Thank you for helping to make 2013 a great year. Without your interest and support, our work to shape a world of shared prosperity would have only a fraction of the reach it does now. If you are new to CGD, we hope to count you among our friends and supporters
in the near future.
CGD Moving Up
Ed Scott addresses guests at CGD's housewarming in January 2014
Thanks to friends and supporters like you, 2013 was the year we bought a place of our own. We began looking in early 2013, and by November we had purchased, built, and moved into a new headquarters on the fifth floor of 2055 L Street NW in Washington, just blocks from the White House, World Bank, and IMF.
Our new headquarters includes a 170-seat state-of-the-art conference facility, the Birdsall House Conference Center, named in honor of our founding president Nancy Birdsall; the 60-seat Edward W. Scott Jr. Board Room, named in honor of our founding board chair; and a multimedia studio for producing CGD videos and our weekly Wonkcast.
Power Africa event in the Birdsall House conference center of our new Washington headquarters
Why a conference center? Since CGD's founding in 2001, our many events, large and small, have become an important part of our role as a global hub for the creation and sharing of rigorous research and practical policy ideas to make the world a fairer and safer place.
"Our new headquarters means we can be even better at what we do," Nancy explains. "And buying it sends a signal: independent policy research on development should be a permanent part of the Washington landscape. Now it is."
While our new headquarters is larger than our previous premises because of the larger common spaces, it has about the same number of offices. That's deliberate: Nancy has long believed that 50 to 60 full-time staff is a good size for an organization that is devoted to the rapid creation, exchange, and dissemination of knowledge and ideas.
Buying a modest but modern home was thrifty, too. CGD qualified for tax-free bonds, bringing already low interest rates even lower. Total project cost was $18.3 million. By drawing on reserves and gifts from our board and other friends and supporters like you, we covered upfront costs, including a 20 percent down payment.
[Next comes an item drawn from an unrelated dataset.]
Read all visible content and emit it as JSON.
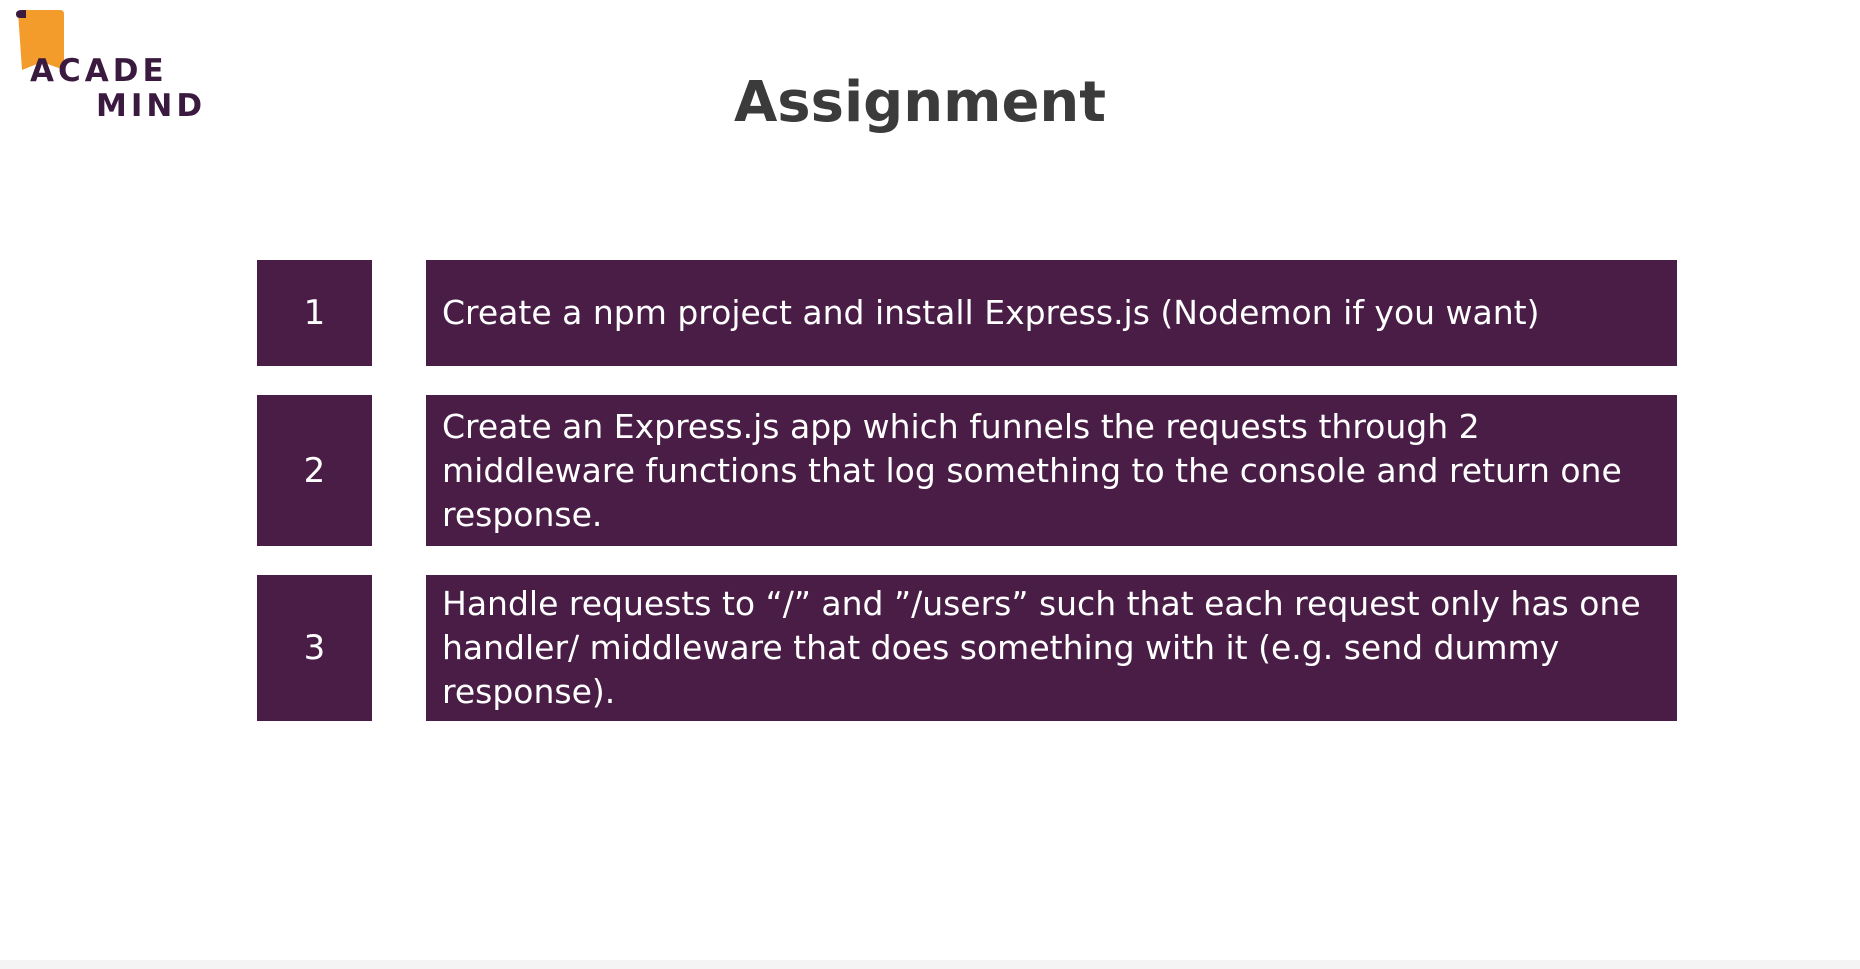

Though annual costs will initially be somewhat higher, they will be lower within eight years, and all the while CGD will be building equity.
We are confident and excited that our Washington headquarters will help us do a better job of putting innovative development policy ideas on the US and global agenda. We hope that you will be a frequent visitor!
Research in Action
Drawing on world-class CGD research, we conceive of and advocate for practical ways to improve the policies and practices of global actors. Some initiatives produce real impact within two or three years. Some need more time, and yet others may
seem to fail—though we remain alert for fresh policy openings. Here is a short list of 2013 impacts:
Better Data on Hunger:
The UN Food and Agricultural Organization is strengthening its global monitoring of hunger and early-warning systems for plant diseases and pests, in line
with recommendations from a CGD working group.
Tax, Trade, and Transparency:
Key elements of a CGD draft declaration on illicit financial flows were
reflected in the G-8's 2013 communiqué on trade, tax, and transparency, opening the way for international cooperation in stemming tax losses that cost
developing countries billions of dollars.
Social media–ready graphics help spread the main messages of Todd Moss's work on energy poverty
Energy Poverty in Africa:
President Obama's initiative to double energy access in Africa and the bipartisan Electrify Africa Act are promising signs that US policymakers are getting
serious about taking on an agenda which CGD's research has helped to shape.
Priority Setting in Global Health:
The UK and the Bill and Melinda Gates Foundation are backing a new initiative, first proposed by a CGD working group, that will help developing countries and donors
identify cost-effective priorities for global health.
Development Impact Bonds
— a new CGD approach to development finance that taps the entrepreneurial energies of private investors — is attracting interest from impact investors,
philanthropists, and the Inter-American Development Bank, which is launching five pilots.
Pivot to Learning:
CGD's newest book, The Rebirth of Education by Lant
Pritchett, and a series of CGD research papers are helping to shape an emerging international agenda on education that is focused on learning rather than
just raising enrollment numbers.
Thanks to Our Supporters
Our work is made possible with generous support from charitable foundations, governments, and a growing number of individuals and corporations, including those listed below. In 2013, 85 individuals including all board members participated in an Honor Campaign to name the Edward W. Scott Jr. Board Room and Birdsall House Conference Center for our founding board chair and president. We are grateful to everyone who provided us with financial support in 2013. Visit this page for more on how we were funded in 2013. Find our detailed financial statement here (PDF).
2013 Finances at a Glance